By 1:00 p.m., it was time for another location. So, John moved to a ladder stand right on the edge of the field. The cooler weather had made all the bucks more active, and the whole perimeter was torn up from many previous visits. There were scrapes and rubs everywhere. If the big deer came to any of them, he would be well within reach of the .308 Win. John was carrying. John settled in for the afternoon, put his face into the wind, and hoped his luck would change.
The next two hours were slow, but then John spotted movement much closer than expected. The giant buck was working his way toward the field, weaving his rack back and forth through the underbrush. He was about to step into an opening just 30 yards away. After all the waiting, the deer was going to be within bow range.
The buck eased out and went straight to a licking branch. There was no doubt which deer it was, and at such close range it looked every bit as large as John had expected. He took a deep breath, lined up the crosshairs and squeezed the trigger.
The giant buck lurched forward after the shot and ran just out of sight. John was certain the rifle had done its job, but he sat in the stand for 45 minutes to be safe. In his words: “Honestly, I was shaking really bad, and wanted to make sure I could get down the ladder.”
After texting his wife and a few friends, John went to check out the deer. The 5 1/2-year-old buck was run down from the rut, weighing only 192 pounds. That only made the huge, symmetrical rack look bigger. Long, evenly spaced and matched tines on both sides make it a beautiful typical whitetail!
The buck green scores 176 3/8, making it one of the largest typical bucks killed in Tennessee last season.
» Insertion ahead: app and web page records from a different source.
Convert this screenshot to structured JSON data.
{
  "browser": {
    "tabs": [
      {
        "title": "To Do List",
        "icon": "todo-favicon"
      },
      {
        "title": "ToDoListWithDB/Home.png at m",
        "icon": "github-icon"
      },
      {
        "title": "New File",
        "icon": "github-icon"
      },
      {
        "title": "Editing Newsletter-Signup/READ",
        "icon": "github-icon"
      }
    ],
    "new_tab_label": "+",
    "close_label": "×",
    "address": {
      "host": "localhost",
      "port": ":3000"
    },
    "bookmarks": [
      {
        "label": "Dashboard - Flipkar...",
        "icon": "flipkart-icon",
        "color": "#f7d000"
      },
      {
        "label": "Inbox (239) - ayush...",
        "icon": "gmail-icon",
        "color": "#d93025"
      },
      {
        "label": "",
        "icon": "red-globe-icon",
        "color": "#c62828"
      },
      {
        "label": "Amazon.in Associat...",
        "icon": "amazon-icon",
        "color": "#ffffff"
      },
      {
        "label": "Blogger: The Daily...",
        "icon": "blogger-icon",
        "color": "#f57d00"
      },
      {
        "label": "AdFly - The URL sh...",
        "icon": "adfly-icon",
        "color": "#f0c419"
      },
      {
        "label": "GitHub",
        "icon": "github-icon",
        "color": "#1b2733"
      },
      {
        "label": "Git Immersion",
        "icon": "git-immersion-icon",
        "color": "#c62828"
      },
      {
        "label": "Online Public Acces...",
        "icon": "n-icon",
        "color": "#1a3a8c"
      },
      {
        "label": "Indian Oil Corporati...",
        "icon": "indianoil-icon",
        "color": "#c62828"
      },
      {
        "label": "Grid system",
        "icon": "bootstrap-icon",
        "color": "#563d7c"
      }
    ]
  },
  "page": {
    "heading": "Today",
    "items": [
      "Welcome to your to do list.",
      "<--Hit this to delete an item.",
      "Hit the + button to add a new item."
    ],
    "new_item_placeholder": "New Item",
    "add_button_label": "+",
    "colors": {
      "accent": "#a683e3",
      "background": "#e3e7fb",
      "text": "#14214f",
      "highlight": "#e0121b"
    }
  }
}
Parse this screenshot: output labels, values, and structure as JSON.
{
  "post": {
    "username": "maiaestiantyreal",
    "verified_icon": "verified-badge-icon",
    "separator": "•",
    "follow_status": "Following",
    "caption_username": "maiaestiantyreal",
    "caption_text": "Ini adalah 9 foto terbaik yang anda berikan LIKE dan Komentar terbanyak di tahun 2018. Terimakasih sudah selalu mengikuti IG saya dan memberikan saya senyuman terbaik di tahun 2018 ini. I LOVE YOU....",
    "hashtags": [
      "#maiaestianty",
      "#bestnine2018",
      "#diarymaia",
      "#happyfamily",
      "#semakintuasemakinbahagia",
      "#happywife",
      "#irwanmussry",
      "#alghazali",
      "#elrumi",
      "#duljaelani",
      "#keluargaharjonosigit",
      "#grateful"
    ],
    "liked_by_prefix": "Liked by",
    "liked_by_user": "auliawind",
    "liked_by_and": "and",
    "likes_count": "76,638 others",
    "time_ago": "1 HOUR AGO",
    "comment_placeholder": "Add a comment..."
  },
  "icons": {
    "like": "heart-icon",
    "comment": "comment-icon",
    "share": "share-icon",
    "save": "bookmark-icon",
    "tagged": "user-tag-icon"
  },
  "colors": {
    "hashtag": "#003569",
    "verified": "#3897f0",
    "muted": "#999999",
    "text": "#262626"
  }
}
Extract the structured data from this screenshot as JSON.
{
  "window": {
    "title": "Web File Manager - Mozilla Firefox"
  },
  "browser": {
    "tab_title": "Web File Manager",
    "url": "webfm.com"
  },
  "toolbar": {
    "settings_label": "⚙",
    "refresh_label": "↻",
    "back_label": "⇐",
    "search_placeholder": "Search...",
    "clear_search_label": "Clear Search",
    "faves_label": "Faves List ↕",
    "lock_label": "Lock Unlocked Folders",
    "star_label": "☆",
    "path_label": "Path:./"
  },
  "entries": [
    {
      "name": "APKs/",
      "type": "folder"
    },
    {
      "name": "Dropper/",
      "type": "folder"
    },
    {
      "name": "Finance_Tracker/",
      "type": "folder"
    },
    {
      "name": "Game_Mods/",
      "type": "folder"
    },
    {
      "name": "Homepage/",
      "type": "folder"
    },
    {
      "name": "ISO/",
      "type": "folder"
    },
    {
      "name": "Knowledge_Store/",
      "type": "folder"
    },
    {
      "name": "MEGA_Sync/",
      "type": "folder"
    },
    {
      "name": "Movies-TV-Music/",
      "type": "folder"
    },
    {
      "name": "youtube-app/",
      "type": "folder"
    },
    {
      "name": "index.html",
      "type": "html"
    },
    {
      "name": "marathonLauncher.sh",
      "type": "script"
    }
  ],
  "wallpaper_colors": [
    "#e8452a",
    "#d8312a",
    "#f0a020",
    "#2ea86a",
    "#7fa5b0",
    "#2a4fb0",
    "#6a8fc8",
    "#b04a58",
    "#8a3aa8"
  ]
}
The rack has not been officially scored since the end of the drying period, but it should make the Boone & Crockett record book.
Bucks of that caliber are every trophy hunter’s dream, and every deer story begs for a happy ending. John beat tremendous odds to take this huge buck in Tennessee. Is this deer a once-in-a-lifetime buck for John? It’s hard to say. However, after looking at the trail camera pictures he gets, it is hard to bet against a sequel.